Dolley Madison could have given a few tips to Baskin-Robbins.
Like Brown Bread ice cream. Or Parmesan Cheese ice cream.
As wife of President James Madison, Dolley liked to serve these up on hot summer afternoons in 1814 to boost the morale of Washingtonians who were a little down about the War of 1812.
Yesterday afternoon, one of her weekly parties was re-created on the back lawn of the Octagon Museum (operated by the American Institute of Architects Foundation), 1799 New York Ave. NW, a house into which the Madisons moved 171 years ago, two weeks after the British burned the White House.
The afternoon even featured Dolley herself -- actress Bonnie Cavanaugh, fresh from a 10-week Philadelphia run of a one-woman show on the first really famous first lady. She was dressed up and mingling with the guests as they sipped lemonade or raspberry liqueur punch, chatting about the clothing of the day and how it's thought that the Chinese invented ice cream.
There was a mezzo-soprano in the drawing room, a VCR on the lawn that ran the short film "Dolley and the Great Little Madison" and in the kitchen downstairs, there were the servants demonstrating how ice cream was made in Dolley's day. They spent most of the afternoon taking turns sitting on a bench bent over, twisting a small container back and forth in a bucket of ice.
"I have great respect for Dolley Madison," said one, whose fingers were on their way to giving out. "This is real hard to make."
Another talked about their long skirts and drawstring tops: "They weren't meant to be pretty. They were meant to be functional."

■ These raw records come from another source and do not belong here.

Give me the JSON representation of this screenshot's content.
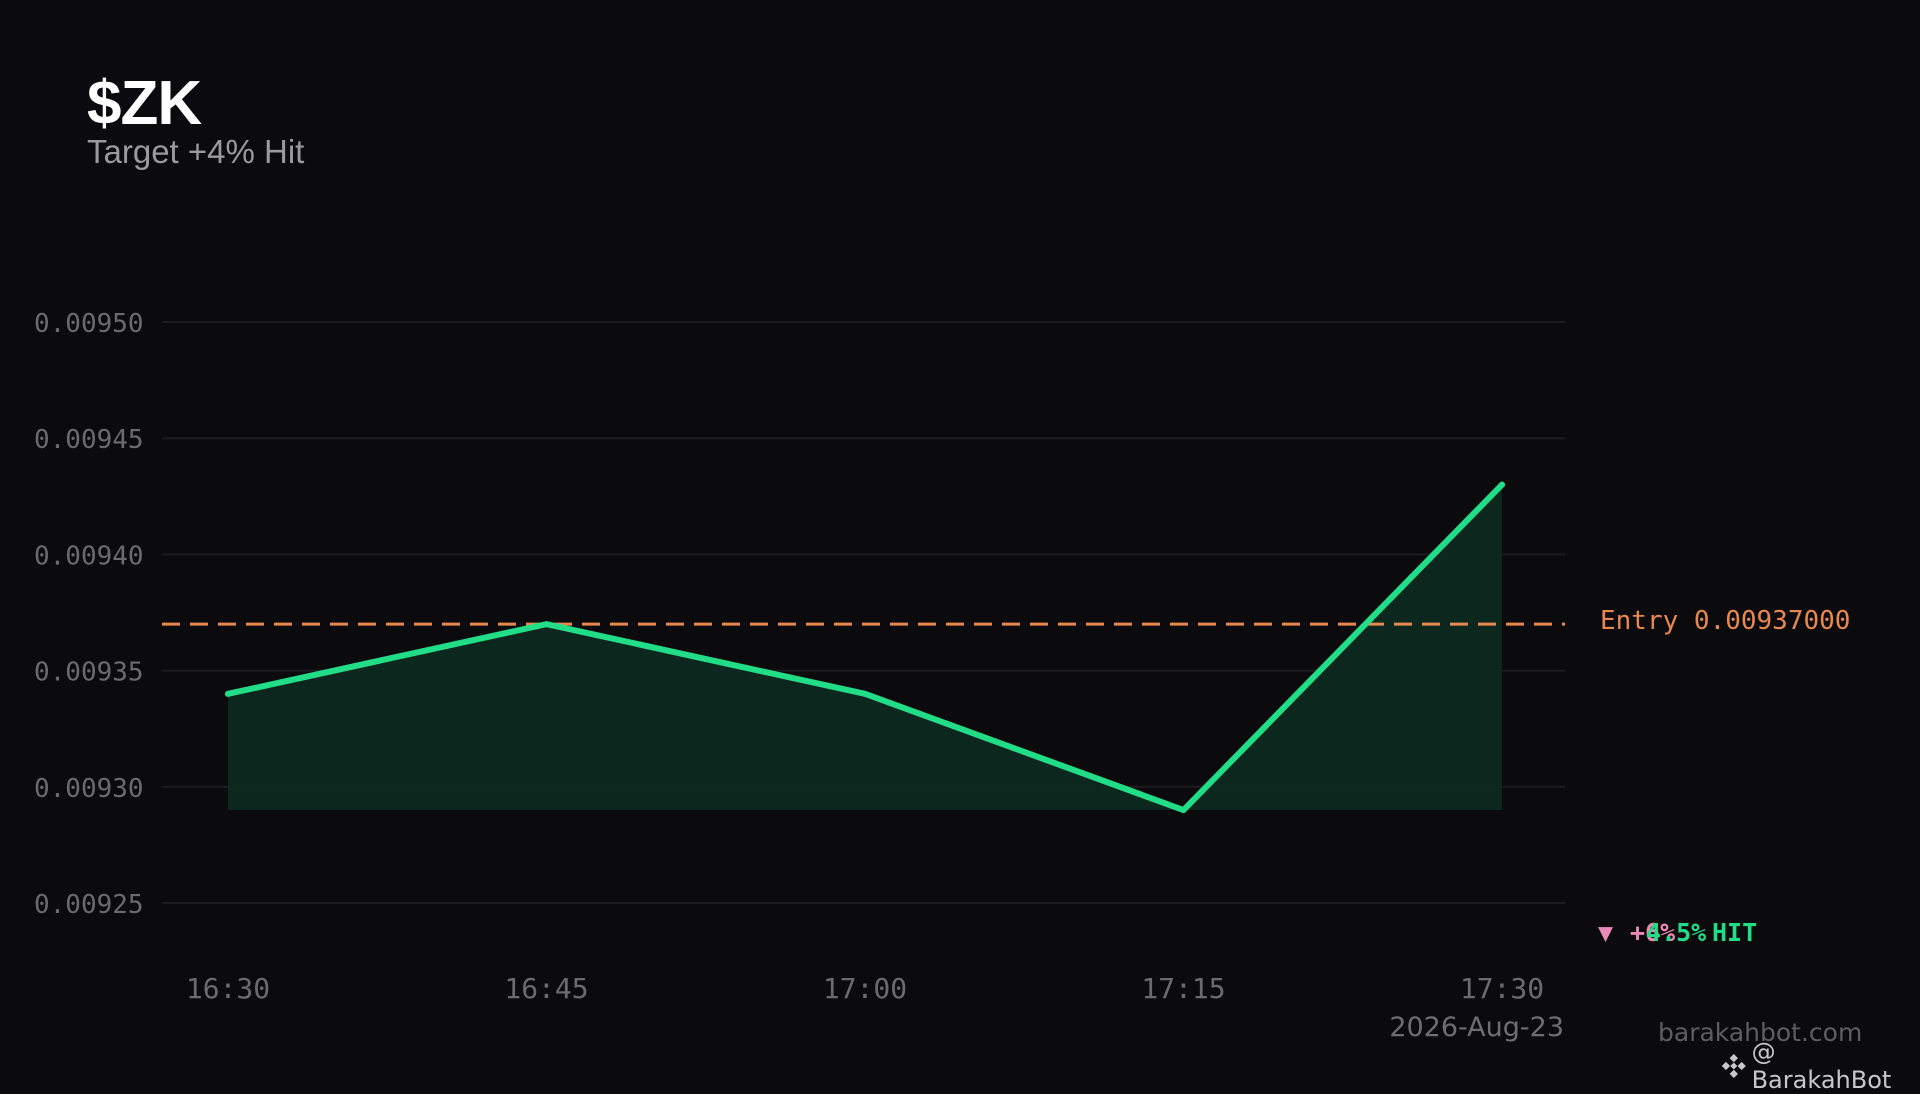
{
  "header": {
    "title": "$ZK",
    "subtitle": "Target +4% Hit"
  },
  "entry": {
    "label": "Entry 0.00937000",
    "value": 0.00937
  },
  "status": {
    "arrow": "▼",
    "pct_overlap_a": "+6%",
    "pct_overlap_b": "4.5%",
    "hit": "HIT"
  },
  "date": "2026-Aug-23",
  "watermark": {
    "site": "barakahbot.com",
    "handle": "@ BarakahBot",
    "icon": "binance-diamond-icon"
  },
  "colors": {
    "background": "#0b0b0d",
    "line": "#22dd88",
    "fill": "#0d2a20",
    "entry": "#e8884f",
    "grid": "#1d1d21",
    "negative": "#e98ab6"
  },
  "chart_data": {
    "type": "area",
    "x": [
      "16:30",
      "16:45",
      "17:00",
      "17:15",
      "17:30"
    ],
    "y": [
      0.00934,
      0.00937,
      0.00934,
      0.00929,
      0.00943
    ],
    "ylim": [
      0.00925,
      0.0095
    ],
    "yticks": [
      "0.00925",
      "0.00930",
      "0.00935",
      "0.00940",
      "0.00945",
      "0.00950"
    ],
    "baseline": 0.00929,
    "reference_line": 0.00937,
    "grid": true
  }
}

Unfortunately for the cause -- the continuing restoration of the museum -- the turnout was probably half the 200 hoped-for. It could have been the admission fee: $15 for adults and $10 for kids. For that you got two scoops -- no more, no less -- of today's ice cream: Chocoholic or Caramel Turtle Fudge or Frangelico Hazelnut or Old-Fashioned Vanilla.